These are real, not imaginary, scenarios that are producing remarkable results in some of our nation’s most challenging schools. The underlying principle at work is a statistical concept called the Pareto principle. Essentially, the principle states that if we attend to the few things that have the greatest impact on learning, the whole system of learning can be addressed simultaneously, allowing our time and resources to be maximized.
Here’s how it works. Teams of teachers conduct an analysis of multiple sources of data to isolate their students’ Greatest Areas of Need (GAN). That analysis includes looking at the gap between students’ current performance and some predetermined level of proficiency on common measures of student learning. GAN also takes into account the amount and pace of change in performance over time.
Once the GAN is identified, the teachers develop team-based S.M.A.R.T. (Strategic and Specific, Measurable, Attainable, Results-oriented, Time-bound) goals and strategies. Incorporating the principle of GAN into goals at the classroom level allows teachers to be strategic in their instructional decisions. That can even save time as one teacher discovered when she focused on a few key objectives that helped her students understand deeper concepts more quickly. That meant she didn’t have to dwell on those concepts for days and days, but could move on to higher-order concepts and standards.
Determining the GAN is just the first step in the process of setting and monitoring goal progress. The most dramatic changes come when the data are used to identify individual students who have significant learning gaps in very specific areas. This is accomplished as teachers use formative assessment data to group and color code their students by zone of proficiency and then differentiate their instruction accordingly.

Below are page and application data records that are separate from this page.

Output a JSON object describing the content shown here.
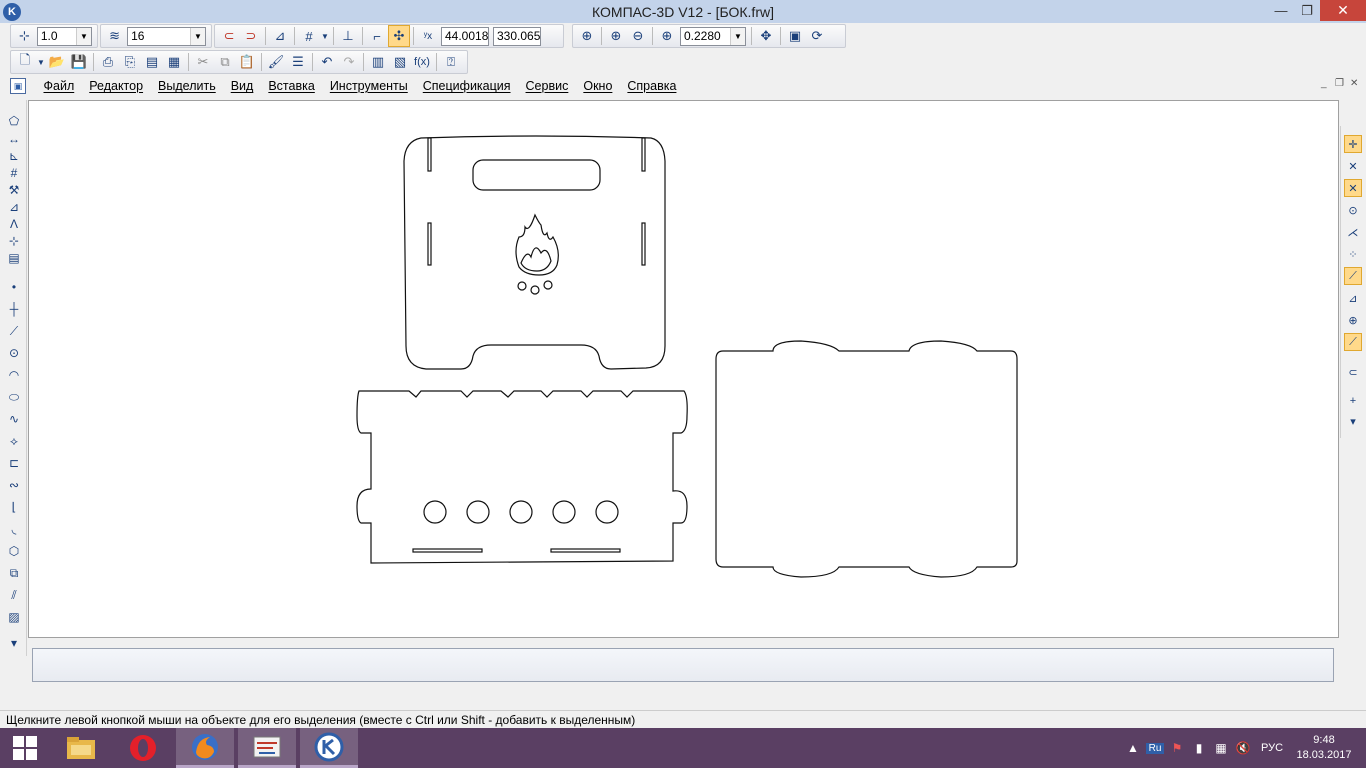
{
  "window": {
    "title": "КОМПАС-3D V12 - [БОК.frw]",
    "app_icon": "kompas-icon",
    "min": "—",
    "max": "❐",
    "close": "✕"
  },
  "toolbar1": {
    "line_width": "1.0",
    "layer": "16",
    "coord_x": "44.0018",
    "coord_y": "330.065",
    "zoom": "0.2280"
  },
  "menu": {
    "items": [
      "Файл",
      "Редактор",
      "Выделить",
      "Вид",
      "Вставка",
      "Инструменты",
      "Спецификация",
      "Сервис",
      "Окно",
      "Справка"
    ]
  },
  "status": {
    "hint": "Щелкните левой кнопкой мыши на объекте для его выделения (вместе с Ctrl или Shift - добавить к выделенным)"
  },
  "taskbar": {
    "lang_badge": "Ru",
    "lang": "РУС",
    "time": "9:48",
    "date": "18.03.2017",
    "apps": [
      "file-explorer-icon",
      "opera-icon",
      "firefox-icon",
      "drawing-app-icon",
      "kompas-icon"
    ]
  },
  "colors": {
    "title_bar": "#c3d3ea",
    "close_button": "#c7453b",
    "taskbar": "#5a3f63",
    "active_tool": "#ffd98a"
  }
}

As teachers monitor students as they move through the zones, they are able to document which instructional strategies work best for which students. As a result, they can effectively plan how an entire team of teachers can use their time most effectively to address students’ needs.
These are relatively simple concepts and tools that students quickly assimilate into their own learning management. When that happens, the entire system is focused on learning and everyone has a part in closing the achievement gap.
As the saying goes, “If you have dozens of priorities, you have no priorities.” High priority planning and goal setting, using formative assessment to monitor results and inform instruction, will lead to more efficient and deeper levels of learning – for teachers and students. One elementary teacher put it this way, “Having a clear focus sends a strong message about priorities. That helps me and the kids make better decisions.”